THE TASK
Below are the records; count the lines in which "example" occurs and report only that number.

Records from a data collection
================================

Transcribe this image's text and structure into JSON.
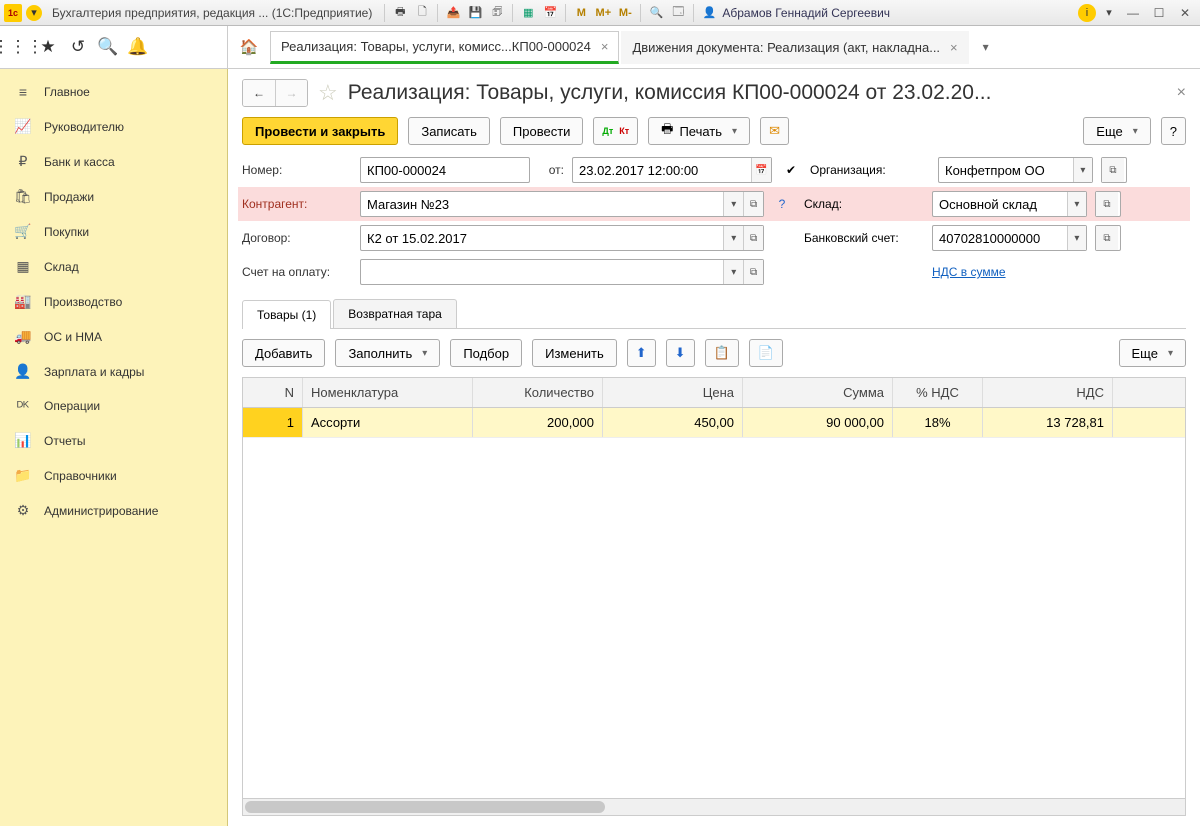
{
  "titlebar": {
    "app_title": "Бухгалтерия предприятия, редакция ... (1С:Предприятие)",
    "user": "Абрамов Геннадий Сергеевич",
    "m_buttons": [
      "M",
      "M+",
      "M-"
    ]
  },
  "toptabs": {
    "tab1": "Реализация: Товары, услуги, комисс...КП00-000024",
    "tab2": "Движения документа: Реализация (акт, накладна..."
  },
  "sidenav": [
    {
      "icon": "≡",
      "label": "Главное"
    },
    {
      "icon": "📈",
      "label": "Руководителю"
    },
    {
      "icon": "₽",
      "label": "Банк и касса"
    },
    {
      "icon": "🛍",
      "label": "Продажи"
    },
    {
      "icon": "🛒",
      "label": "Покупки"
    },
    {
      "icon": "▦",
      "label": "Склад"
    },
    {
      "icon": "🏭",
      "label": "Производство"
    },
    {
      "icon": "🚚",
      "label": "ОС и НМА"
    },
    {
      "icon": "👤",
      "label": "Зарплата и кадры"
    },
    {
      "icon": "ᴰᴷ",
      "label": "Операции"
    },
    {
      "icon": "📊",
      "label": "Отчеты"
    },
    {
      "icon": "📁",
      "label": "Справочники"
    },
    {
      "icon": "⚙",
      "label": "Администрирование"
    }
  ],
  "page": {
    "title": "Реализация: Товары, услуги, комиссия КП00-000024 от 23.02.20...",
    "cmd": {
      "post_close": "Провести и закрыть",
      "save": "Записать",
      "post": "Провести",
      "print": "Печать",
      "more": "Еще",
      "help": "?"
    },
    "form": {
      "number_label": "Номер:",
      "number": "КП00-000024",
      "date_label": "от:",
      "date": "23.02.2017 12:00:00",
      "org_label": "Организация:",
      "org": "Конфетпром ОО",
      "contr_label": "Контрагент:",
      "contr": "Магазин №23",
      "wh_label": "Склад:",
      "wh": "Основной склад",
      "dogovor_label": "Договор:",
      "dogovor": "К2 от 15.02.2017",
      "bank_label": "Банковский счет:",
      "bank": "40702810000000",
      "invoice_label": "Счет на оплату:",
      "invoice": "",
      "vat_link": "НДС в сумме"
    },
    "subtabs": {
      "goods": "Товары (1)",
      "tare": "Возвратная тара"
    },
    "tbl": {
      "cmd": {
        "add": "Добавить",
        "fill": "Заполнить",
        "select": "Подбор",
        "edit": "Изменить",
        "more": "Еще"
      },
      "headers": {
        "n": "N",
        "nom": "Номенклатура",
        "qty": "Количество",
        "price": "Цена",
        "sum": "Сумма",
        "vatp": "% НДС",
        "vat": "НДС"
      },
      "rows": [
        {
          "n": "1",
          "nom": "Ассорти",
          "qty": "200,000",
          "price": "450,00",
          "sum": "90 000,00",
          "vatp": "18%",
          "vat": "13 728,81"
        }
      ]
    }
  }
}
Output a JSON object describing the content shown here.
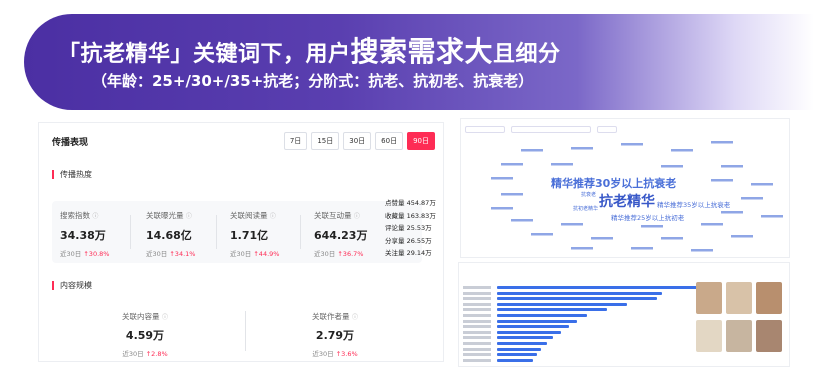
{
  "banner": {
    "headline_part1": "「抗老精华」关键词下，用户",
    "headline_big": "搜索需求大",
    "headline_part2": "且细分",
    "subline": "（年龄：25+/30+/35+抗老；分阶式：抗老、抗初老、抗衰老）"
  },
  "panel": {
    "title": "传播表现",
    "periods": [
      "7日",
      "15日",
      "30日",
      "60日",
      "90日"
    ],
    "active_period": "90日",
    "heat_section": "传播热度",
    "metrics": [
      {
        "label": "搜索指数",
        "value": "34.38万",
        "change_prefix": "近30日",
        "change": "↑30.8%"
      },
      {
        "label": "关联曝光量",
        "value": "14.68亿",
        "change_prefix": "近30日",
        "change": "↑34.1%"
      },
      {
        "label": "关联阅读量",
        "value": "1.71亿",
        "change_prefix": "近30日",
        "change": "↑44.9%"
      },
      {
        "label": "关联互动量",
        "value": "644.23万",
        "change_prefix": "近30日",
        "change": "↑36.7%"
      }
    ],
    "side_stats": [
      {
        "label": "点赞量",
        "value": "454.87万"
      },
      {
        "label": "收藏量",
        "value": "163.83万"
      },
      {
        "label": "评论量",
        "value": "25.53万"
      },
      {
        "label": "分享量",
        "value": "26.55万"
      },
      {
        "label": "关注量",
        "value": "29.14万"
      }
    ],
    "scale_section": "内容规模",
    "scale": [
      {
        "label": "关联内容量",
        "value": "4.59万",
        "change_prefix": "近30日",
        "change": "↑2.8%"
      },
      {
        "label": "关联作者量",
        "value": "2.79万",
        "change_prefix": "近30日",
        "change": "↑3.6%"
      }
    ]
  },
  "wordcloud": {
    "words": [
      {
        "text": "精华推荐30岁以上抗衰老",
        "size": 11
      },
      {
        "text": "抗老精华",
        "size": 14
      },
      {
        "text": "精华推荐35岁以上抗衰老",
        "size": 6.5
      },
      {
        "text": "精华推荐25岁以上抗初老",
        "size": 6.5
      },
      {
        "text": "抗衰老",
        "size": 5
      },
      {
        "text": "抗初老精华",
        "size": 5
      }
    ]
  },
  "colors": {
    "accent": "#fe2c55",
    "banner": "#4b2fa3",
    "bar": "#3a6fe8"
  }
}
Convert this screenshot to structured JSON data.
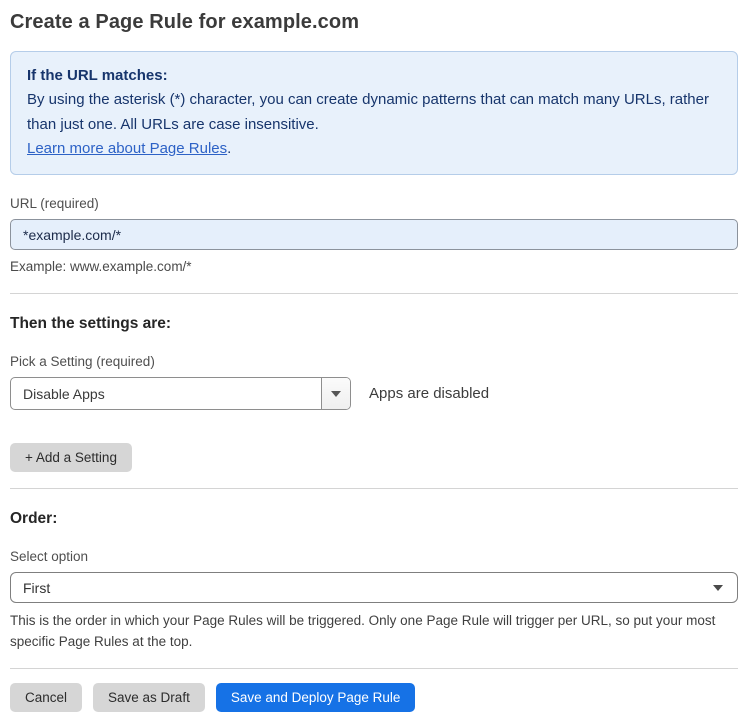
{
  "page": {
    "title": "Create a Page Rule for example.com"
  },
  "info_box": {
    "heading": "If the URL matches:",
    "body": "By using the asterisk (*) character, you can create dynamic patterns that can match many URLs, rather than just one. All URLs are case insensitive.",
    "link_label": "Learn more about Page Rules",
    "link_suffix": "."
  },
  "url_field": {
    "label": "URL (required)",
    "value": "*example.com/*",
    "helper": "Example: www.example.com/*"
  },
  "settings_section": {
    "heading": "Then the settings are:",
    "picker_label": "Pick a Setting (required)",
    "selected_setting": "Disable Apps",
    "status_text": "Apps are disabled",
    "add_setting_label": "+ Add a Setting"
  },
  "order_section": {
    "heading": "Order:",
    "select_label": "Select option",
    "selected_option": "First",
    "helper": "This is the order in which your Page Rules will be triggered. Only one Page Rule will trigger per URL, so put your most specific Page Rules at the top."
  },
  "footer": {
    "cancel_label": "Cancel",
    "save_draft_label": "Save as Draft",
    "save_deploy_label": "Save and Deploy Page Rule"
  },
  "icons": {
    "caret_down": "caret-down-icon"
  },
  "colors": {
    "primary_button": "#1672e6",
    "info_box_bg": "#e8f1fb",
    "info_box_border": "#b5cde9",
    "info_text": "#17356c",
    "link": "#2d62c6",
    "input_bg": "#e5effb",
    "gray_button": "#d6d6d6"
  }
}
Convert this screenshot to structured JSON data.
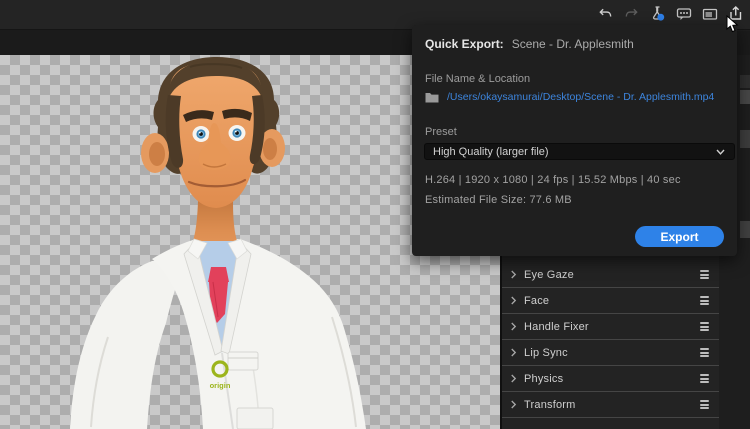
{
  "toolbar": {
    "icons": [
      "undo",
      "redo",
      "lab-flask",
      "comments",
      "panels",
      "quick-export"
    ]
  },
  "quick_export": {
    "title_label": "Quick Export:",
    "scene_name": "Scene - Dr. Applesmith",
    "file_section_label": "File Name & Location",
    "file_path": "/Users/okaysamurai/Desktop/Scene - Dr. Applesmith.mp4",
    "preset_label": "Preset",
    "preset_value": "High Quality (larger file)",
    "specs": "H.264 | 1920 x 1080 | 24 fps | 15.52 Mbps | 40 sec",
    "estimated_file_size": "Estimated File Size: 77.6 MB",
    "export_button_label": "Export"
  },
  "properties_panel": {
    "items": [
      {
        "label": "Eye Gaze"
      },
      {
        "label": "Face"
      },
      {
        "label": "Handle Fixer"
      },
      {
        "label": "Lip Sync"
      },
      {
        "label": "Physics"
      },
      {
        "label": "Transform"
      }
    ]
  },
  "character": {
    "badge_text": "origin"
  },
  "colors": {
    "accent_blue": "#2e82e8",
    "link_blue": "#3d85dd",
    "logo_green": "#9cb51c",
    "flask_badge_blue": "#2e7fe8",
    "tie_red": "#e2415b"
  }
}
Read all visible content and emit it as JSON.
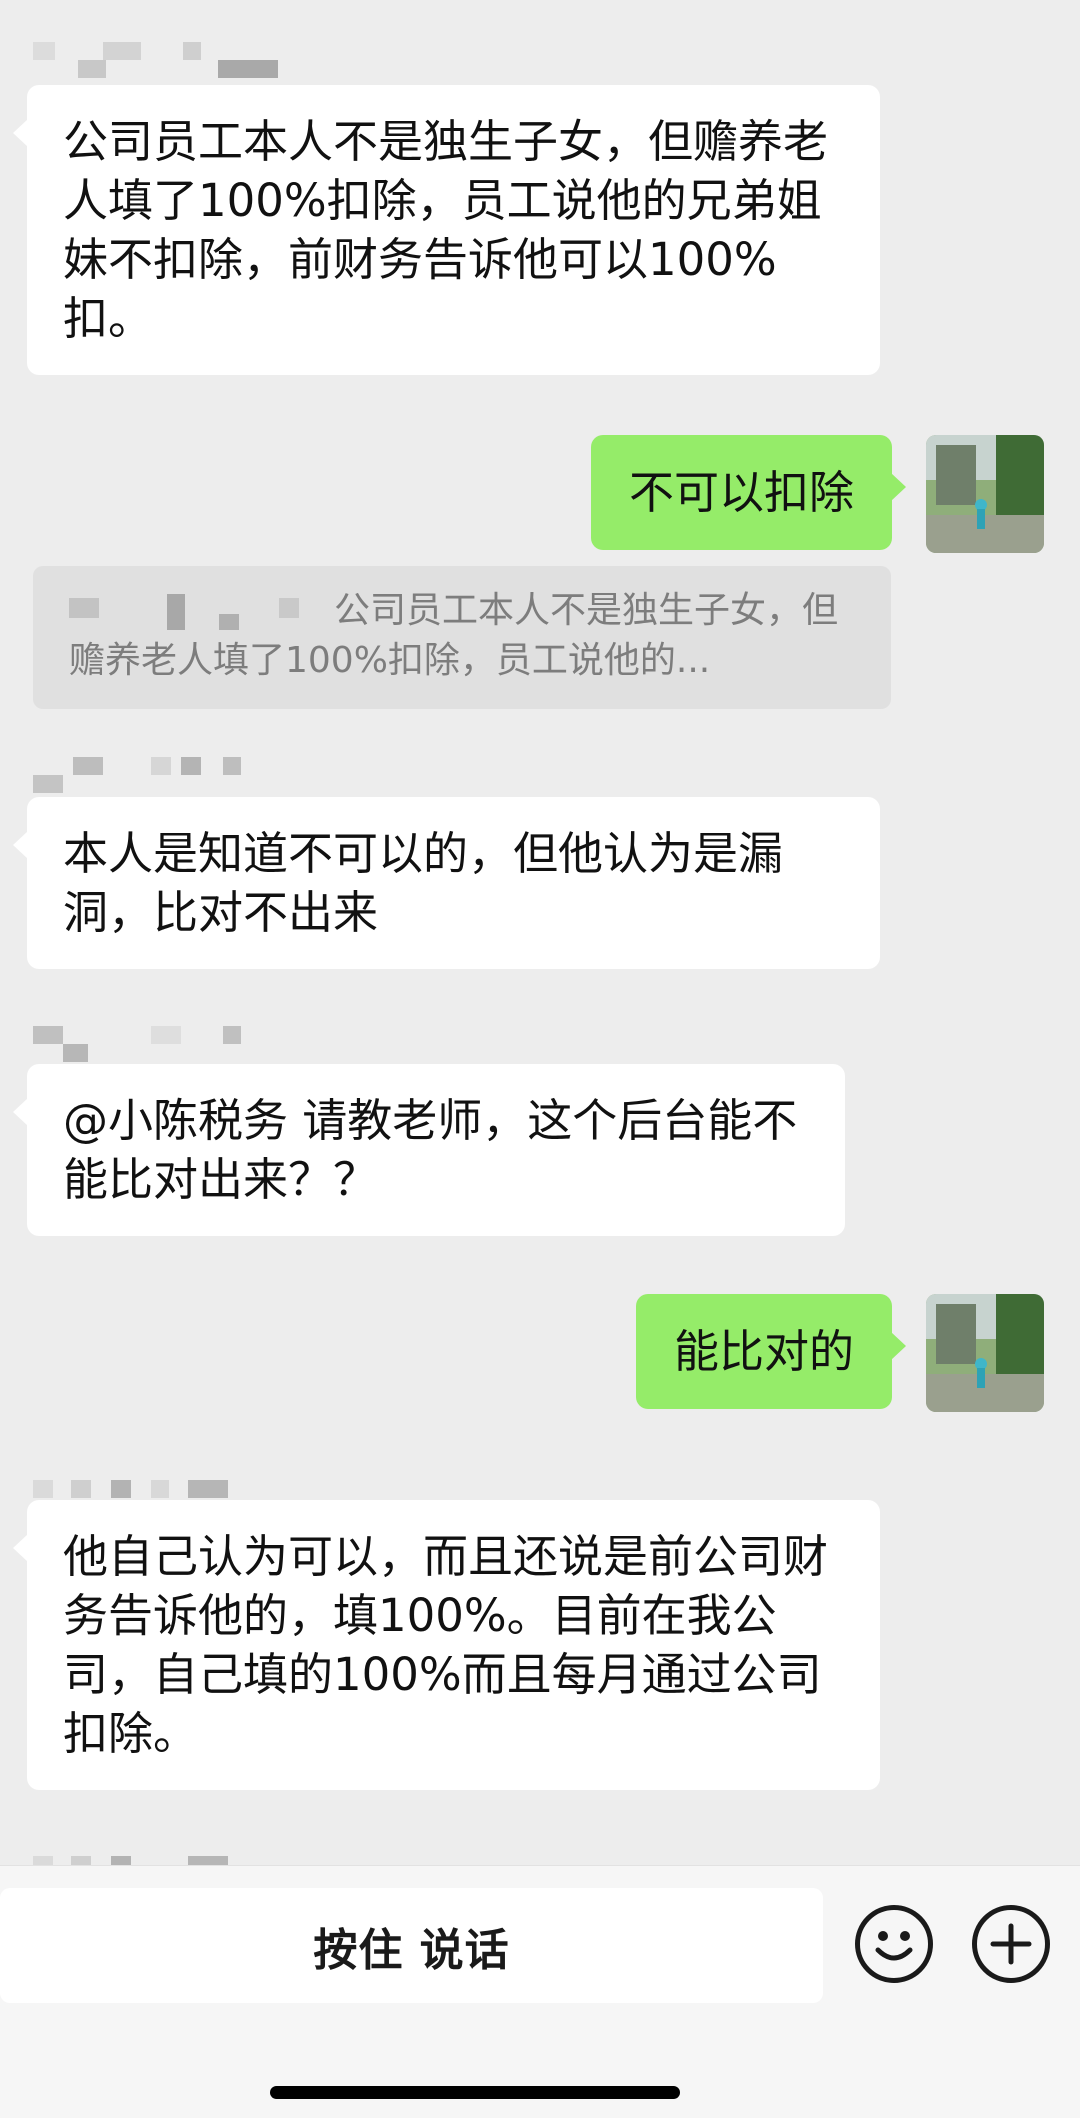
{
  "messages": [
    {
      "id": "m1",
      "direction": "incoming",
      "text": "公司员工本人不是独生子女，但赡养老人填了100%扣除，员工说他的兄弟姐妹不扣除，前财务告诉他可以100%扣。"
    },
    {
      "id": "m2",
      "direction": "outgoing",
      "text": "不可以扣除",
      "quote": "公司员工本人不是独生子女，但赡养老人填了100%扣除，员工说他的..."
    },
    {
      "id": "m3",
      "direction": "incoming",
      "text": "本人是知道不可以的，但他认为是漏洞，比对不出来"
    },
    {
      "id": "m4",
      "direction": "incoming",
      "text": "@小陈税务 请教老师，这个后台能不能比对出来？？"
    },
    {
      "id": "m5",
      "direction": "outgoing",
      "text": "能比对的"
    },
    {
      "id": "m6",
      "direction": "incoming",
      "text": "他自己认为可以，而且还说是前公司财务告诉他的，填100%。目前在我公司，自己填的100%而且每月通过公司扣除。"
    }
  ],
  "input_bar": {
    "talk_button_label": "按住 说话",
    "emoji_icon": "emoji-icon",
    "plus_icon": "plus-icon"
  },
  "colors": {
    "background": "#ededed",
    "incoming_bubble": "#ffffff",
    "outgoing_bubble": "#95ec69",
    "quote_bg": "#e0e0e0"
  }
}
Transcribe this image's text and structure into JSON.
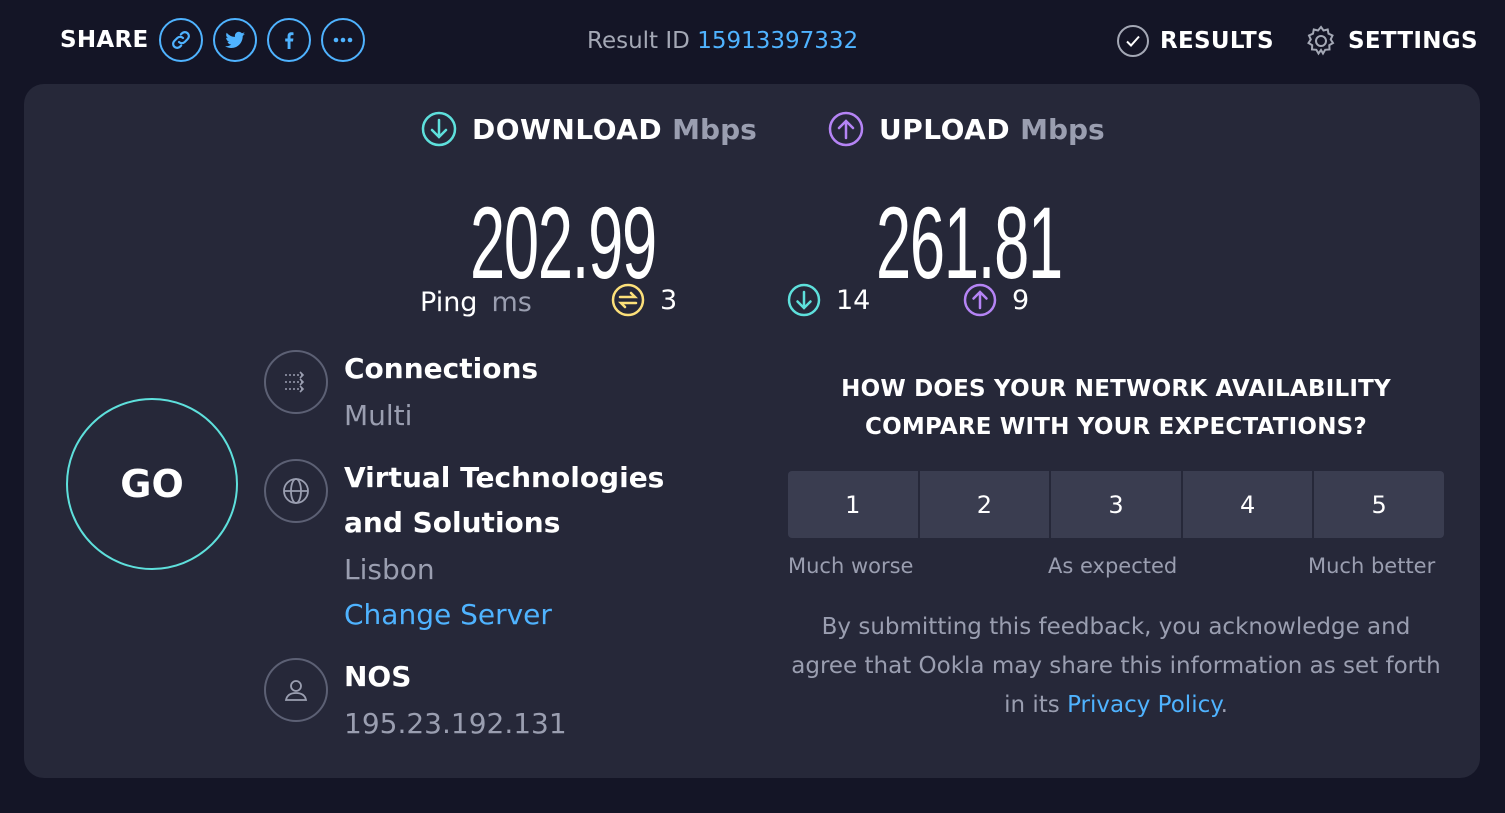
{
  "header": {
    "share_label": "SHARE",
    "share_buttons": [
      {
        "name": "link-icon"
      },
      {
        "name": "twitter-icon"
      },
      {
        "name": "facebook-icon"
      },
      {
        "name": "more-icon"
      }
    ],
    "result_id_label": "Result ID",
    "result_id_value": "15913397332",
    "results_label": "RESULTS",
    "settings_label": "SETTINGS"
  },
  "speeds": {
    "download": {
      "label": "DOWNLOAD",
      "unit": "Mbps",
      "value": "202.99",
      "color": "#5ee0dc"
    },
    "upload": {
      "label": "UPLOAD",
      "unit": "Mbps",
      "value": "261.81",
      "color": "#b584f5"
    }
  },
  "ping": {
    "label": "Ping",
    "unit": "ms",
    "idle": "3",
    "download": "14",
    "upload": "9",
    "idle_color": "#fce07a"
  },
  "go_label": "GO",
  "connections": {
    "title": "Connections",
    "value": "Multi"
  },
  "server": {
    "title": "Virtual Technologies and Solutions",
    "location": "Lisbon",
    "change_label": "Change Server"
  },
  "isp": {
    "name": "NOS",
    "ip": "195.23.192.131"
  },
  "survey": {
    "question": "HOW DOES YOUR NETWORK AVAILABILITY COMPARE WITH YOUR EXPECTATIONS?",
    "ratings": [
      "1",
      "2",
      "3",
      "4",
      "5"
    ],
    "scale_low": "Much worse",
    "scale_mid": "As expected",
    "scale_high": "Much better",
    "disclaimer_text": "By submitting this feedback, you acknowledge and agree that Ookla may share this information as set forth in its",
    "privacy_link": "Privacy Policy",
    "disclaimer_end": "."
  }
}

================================

SOLUTION TO THE PROBLEM
3